• Exercise goal: Lines where the string "previdenziale" appears are to be copied from the entries below.

□ □ □ □

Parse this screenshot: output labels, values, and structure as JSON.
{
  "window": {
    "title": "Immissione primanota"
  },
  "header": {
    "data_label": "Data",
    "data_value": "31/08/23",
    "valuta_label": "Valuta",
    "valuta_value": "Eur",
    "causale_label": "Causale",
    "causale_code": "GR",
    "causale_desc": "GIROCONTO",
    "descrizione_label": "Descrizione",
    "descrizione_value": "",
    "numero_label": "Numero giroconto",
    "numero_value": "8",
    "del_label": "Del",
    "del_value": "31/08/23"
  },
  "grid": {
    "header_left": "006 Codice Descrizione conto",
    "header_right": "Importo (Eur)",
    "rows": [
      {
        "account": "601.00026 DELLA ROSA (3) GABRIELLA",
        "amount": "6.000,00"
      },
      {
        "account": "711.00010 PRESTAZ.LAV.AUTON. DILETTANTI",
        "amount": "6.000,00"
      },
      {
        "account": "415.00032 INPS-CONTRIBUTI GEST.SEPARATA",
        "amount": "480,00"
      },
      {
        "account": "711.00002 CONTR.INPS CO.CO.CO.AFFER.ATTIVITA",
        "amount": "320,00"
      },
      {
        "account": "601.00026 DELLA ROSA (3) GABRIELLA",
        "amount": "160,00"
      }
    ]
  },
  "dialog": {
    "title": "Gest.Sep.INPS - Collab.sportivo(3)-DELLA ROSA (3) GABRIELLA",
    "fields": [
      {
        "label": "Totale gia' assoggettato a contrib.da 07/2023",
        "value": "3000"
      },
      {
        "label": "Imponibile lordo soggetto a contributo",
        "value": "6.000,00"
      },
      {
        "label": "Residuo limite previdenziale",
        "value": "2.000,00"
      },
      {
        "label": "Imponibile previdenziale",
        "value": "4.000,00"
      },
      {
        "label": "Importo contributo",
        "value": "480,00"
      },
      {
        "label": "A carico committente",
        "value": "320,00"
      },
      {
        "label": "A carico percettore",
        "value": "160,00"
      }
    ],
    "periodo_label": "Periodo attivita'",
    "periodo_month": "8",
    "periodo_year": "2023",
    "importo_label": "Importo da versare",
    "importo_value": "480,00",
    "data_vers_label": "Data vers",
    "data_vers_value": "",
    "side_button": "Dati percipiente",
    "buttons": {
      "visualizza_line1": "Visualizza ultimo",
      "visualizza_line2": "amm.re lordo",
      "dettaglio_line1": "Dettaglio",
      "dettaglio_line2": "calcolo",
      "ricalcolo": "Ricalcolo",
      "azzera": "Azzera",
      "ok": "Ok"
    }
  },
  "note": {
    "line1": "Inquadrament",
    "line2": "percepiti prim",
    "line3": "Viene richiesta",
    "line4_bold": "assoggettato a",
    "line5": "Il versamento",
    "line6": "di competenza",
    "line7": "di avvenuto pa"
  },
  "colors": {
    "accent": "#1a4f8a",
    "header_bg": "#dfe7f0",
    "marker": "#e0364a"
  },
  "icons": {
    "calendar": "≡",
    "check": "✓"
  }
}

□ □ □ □

• Answer to this problem:
        "label": "Residuo limite previdenziale",
        "label": "Imponibile previdenziale",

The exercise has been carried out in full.